Dolce and Saints' Days
Sat 12 May 2007 16:03
We've been incredibly lucky with the weather for the past week, which has allowed us to spend a wonderful few days in the Aeolian Islands north of Sicily which are notorious for strong winds. In fact, they're named after Aeolius, the Greek God of wind. Apart from brilliantly clear water which attracts a very upmarket crowd in summer, the Aeolians are famous for wonderful strata of artifacts from Neolithic to Roman times and delicious food, particularly seafood and sweets. There are gorgeous gelati and granite, but best of all are the cannoli, a kind of crisp pancake filled with ricotta cheese and liqueur. Luckily for us the latest Gourmet Traveller did a feature on the Aeolians, so we spent many hours tracking down little bars and pasticcerias. Unluckily for our waistlines, we found almost all of them.

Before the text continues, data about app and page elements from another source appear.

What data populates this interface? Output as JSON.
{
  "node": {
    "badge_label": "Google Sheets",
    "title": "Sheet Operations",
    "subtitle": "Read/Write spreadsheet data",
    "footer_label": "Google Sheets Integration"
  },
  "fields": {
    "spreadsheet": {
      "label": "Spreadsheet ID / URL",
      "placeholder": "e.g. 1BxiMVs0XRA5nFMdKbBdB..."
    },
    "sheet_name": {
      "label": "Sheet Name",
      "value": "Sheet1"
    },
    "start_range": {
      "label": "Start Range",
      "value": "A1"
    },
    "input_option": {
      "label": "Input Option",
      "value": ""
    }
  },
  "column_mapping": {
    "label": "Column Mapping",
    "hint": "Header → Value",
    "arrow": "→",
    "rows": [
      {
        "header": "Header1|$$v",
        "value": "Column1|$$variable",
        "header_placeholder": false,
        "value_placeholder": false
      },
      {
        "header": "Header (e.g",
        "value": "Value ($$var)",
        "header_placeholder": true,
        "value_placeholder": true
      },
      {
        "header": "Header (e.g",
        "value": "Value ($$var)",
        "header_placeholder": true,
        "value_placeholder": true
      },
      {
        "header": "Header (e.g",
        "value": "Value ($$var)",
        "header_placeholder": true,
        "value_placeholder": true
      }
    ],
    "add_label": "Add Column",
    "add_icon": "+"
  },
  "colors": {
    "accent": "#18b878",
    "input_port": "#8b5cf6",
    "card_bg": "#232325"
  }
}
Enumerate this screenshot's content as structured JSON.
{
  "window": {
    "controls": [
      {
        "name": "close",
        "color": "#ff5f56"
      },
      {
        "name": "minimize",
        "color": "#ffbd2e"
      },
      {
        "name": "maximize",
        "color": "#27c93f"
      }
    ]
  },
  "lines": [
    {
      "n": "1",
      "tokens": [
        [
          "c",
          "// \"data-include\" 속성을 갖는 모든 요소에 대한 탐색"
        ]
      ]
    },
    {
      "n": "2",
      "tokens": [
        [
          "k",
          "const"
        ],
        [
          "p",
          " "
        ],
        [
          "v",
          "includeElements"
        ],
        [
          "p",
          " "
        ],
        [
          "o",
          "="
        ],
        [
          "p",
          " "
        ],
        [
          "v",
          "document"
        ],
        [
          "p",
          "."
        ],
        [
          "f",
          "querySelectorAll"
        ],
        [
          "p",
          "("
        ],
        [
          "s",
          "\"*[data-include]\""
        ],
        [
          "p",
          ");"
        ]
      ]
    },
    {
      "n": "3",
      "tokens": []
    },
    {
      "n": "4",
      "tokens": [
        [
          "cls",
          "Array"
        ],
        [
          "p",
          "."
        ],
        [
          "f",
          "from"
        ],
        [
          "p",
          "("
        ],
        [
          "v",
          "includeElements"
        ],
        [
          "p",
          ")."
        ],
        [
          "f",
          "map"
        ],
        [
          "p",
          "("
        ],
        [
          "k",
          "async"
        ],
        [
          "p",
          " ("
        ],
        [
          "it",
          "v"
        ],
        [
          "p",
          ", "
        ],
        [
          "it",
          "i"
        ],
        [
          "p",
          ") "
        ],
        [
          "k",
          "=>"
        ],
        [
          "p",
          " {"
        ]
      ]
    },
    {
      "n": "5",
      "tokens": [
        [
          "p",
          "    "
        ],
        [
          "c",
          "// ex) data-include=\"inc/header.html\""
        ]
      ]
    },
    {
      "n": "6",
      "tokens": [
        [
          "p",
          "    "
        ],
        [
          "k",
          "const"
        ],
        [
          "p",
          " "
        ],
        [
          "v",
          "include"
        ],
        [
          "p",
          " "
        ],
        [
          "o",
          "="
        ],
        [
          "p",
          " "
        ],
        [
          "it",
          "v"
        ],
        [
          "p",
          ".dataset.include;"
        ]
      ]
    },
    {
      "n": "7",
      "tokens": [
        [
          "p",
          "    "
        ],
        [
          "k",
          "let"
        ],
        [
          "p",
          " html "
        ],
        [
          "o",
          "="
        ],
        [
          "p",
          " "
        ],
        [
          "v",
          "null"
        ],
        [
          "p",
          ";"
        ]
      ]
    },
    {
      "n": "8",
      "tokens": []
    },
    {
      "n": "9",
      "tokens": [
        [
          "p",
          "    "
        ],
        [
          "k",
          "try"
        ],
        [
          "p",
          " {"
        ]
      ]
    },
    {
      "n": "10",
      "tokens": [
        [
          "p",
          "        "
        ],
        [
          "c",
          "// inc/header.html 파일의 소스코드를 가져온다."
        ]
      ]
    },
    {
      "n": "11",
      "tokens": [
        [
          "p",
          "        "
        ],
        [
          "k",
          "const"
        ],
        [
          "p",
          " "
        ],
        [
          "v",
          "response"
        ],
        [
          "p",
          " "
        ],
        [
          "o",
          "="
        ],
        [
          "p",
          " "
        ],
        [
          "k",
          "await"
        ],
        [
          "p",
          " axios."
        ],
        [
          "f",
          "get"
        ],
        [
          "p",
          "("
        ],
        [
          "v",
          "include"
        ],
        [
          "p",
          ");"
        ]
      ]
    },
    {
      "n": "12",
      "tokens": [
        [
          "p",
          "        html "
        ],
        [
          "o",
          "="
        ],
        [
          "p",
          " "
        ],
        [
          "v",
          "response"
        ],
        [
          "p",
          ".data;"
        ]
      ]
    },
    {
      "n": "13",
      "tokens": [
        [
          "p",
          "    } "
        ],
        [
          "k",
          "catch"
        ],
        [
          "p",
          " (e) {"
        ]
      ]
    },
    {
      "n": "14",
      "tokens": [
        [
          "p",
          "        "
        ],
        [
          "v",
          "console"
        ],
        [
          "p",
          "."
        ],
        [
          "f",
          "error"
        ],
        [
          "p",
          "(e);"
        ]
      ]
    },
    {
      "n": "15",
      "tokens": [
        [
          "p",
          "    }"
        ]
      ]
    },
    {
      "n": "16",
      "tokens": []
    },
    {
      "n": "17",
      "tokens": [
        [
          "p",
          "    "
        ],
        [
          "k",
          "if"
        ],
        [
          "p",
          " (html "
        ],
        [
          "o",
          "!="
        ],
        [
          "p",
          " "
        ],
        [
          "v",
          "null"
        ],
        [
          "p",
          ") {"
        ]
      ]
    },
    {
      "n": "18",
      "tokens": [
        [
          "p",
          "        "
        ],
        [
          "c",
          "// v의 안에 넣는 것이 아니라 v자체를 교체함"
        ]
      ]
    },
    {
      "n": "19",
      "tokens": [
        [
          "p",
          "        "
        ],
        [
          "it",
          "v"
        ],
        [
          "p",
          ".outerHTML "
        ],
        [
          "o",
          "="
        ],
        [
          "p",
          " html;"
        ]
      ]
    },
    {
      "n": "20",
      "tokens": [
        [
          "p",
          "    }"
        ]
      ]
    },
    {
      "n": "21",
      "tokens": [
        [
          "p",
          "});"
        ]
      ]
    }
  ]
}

We also had a hearty fill of culture at the museum on the island of Lipari which has the best collection of ancient Greek theatrical masks in the world. We explored several of the archaeolgical sites and discovered that the reason everything is so well preserved is that they were covered up with volcanic ash, and therefore not plundered. We spent many hours watching the locals from little bars--it is too early in the season for tourists, thank God. A highlight was a large rottweiler on a Vespa.
Many of the islands' people emigrated to Australia, so we kept on meeting Australian Italians who gave us the rundown on the local political scene. you would have thought you were in Carlton or Leichardt. After a couple of days anchored off Lipari, we went to Salina where that wonderful movie, Il Postino was filmed. It was fun watching the dvd again in the actual location. Next day we moved on to the island of Panarea, where the seriously rich go in season. From there we had a stunning view of Stromboli belching out steam. Unfortunately there was no lava to be seen.

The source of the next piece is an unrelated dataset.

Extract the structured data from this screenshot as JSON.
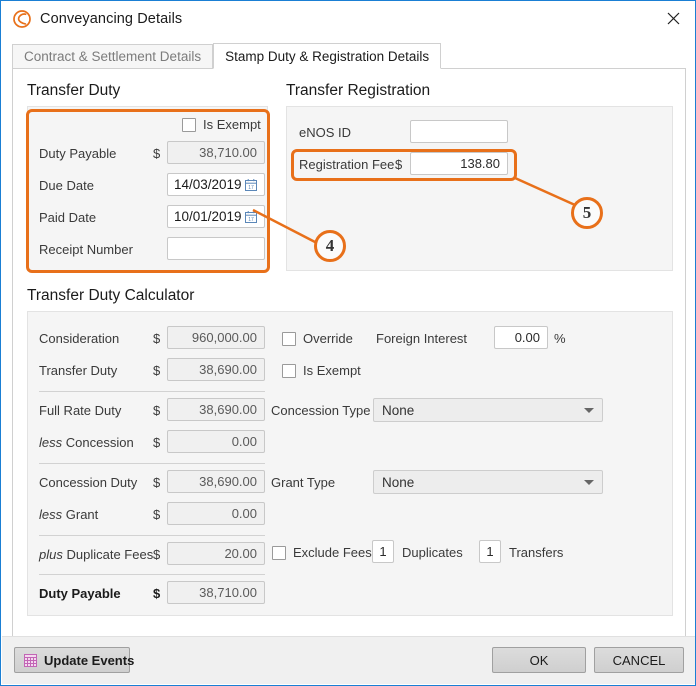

We were sorry to leave the Aeolians, but with a good weather forecast thought it would be wise to tackle the 11 hour trip to the mainland. There was no wind at all on our crossing, which was a bit disappointing, but made entry into the little marina at Maratea very easy. We were thrilled to discover that we were in the area for the main festival of the year. Since the old town is up a steep mountain road about 6 kilometres away we've hired a car for a few days so that we can experience the festival and explore the local area which is like an Amalfi Coast with no tourists. There is no English spoken and the local people are extraordinarily friendly. This morning we got up early to join the locals in all their finery and to follow a procession of local dignataries carrying the statue of Saint Biagno through the streets of the old town. The different branches of the police, including the finance police, are all in splendid uniforms. Naturally there was a wonderful band accompanying the proceedings. We even attended the Mass in the packed church. We'd already met the priest on a 'reccky' we had made the previous day. As the statue was carried through the streets old ladies and little girls up on balconies threw down rose petals. The scent was gorgeous. The wildflowers are everywhere, so we've taken to carrying scissors with us so we can collect them.

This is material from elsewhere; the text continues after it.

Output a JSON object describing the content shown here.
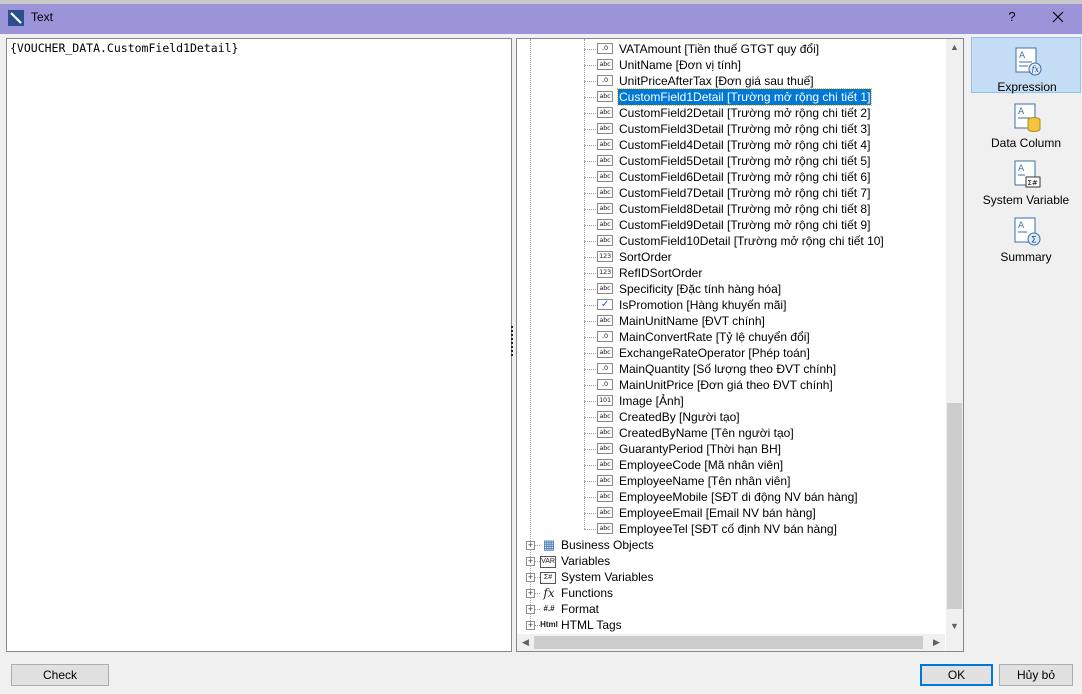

Tonight the band is giving a concert of opera favorites which begins in the bandstand at 9 o'clock. The whole town is blocked off to cars.
Our neighbours from Melboune, Ray and Helen, are with us and we have all fallen in love with this area of southern Italy that barely rates a mention in the Guide books.It is wonderfully picturesque, inexpensive, and totally civilised. We imagine it would be extemely busy with Italians on holiday in the height of summer, but out of season it is divine.